I had some brass rods in stock, and I used them for the Maxwell. I buy them from McMaster-Carr online.
I printed a sideview of the car from Sketchup, so I could lay the car body down on it........and tell where to install the wheels. Once I got 1 side of wheels solder on........I flipped it over.......and used a black plastic square to make sure the top wheels were lined up with the installed bottom wheels. I checked on the lower horizontal piece and the seat after I had all the wheels soldered on.............and I was within 1 degree of horizontal on the front base........and about 3 degrees on the seat.........so not too bad given all the tolerance stackups involved.
These are Hobby Lobby glass globs. I wrapped them in hobby lead, no foil. I used a wood shim to hold them in the right position for soldering.
I picked out a heavy lead, number RU-81 from my inventory selection I keep at home. I wanted some beefy fenders. I used my fingers to bend them...........to the pattern I printed out from Sketchup. It might be easy to cut a form out of wood first, then just bend the U came lead to the wood form.
Boy, this is one of the projects where you wonder if not black patina.......or with black patina.............looks the best. I really like the no patina look..........other than my soldering is not the prettiest to view. I decided to go ahead and apply patina..............but I might make some more Maxwell's someday.......and may not patina those.
This was a fun project!
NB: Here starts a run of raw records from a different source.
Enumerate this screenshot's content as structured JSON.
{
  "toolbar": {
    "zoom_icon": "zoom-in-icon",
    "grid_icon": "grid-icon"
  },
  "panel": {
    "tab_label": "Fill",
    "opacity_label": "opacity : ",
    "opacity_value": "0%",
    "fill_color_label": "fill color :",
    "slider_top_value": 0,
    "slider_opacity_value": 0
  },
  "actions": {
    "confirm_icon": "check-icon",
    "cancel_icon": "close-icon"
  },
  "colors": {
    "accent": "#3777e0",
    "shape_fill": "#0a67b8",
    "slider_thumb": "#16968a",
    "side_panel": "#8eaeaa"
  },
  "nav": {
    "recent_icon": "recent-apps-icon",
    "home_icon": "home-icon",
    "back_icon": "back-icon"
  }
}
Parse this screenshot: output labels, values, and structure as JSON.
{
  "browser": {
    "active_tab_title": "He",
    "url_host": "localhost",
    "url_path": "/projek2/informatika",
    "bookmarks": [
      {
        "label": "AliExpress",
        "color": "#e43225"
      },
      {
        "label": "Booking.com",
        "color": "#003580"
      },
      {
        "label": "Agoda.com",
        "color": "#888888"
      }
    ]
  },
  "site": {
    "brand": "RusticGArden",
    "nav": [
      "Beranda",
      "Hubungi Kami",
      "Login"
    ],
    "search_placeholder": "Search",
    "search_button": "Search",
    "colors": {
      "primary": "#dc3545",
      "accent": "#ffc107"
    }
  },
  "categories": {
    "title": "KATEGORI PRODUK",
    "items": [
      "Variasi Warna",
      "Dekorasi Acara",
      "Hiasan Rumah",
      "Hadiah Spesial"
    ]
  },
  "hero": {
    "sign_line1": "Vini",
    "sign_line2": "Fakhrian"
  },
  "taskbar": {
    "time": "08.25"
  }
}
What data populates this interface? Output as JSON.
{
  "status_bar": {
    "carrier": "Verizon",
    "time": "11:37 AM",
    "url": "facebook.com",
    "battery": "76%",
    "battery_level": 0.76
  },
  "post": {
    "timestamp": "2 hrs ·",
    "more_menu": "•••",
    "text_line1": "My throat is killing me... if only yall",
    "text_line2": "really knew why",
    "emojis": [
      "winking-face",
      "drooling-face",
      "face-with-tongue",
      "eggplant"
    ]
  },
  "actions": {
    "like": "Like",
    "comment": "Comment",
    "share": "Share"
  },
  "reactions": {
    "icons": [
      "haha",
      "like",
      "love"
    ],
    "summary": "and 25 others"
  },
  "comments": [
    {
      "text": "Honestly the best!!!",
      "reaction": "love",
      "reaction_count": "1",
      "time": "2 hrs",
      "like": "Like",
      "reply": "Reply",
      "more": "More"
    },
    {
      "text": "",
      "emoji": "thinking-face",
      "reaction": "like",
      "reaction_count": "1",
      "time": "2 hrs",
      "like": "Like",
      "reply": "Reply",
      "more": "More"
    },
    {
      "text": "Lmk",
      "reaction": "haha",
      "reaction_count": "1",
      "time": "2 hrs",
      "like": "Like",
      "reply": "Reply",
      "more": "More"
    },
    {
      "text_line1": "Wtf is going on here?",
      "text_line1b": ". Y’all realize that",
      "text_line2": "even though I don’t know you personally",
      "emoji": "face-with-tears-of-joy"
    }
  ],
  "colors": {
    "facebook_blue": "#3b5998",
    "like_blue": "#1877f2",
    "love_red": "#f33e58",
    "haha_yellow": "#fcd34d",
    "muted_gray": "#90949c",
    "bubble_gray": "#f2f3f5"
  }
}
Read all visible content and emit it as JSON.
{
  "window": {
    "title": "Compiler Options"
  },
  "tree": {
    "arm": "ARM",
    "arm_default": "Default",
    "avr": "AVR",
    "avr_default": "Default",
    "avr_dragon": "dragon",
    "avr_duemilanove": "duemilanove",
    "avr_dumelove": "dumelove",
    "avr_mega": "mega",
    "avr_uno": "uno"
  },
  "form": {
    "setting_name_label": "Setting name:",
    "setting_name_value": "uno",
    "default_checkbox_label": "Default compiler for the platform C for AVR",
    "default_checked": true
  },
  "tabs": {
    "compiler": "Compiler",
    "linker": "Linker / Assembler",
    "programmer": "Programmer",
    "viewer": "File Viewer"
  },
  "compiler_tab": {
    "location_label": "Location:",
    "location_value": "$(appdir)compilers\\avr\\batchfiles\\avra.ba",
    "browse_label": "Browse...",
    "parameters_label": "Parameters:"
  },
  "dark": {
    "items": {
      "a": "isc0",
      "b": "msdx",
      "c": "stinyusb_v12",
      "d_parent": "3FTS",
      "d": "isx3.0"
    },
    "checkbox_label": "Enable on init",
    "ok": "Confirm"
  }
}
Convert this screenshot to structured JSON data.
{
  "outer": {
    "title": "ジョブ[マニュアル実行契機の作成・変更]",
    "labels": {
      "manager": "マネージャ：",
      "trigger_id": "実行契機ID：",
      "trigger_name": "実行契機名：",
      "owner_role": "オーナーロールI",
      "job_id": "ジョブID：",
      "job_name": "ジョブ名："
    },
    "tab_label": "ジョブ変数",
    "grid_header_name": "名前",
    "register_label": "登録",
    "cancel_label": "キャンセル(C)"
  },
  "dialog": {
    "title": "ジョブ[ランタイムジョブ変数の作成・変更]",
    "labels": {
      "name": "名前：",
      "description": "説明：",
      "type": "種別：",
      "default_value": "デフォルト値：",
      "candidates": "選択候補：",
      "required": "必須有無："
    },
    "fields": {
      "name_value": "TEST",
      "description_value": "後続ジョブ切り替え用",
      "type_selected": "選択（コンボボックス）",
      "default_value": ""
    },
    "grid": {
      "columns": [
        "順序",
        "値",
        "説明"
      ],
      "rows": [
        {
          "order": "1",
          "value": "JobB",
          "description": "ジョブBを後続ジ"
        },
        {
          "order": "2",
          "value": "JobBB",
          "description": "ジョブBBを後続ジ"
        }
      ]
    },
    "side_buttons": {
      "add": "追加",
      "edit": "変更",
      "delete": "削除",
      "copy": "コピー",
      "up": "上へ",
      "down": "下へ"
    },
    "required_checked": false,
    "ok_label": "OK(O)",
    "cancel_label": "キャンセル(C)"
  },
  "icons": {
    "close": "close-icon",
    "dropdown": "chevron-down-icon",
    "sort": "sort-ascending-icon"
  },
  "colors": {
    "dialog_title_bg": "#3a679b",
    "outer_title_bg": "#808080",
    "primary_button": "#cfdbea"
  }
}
If I make more Maxwell's, I need to pay attention to assemble the right pieces on the main body. .............I should print out a side view of the car from Sketchup to remind me the right way to assemble it.
These cars would also look like with no patina applied.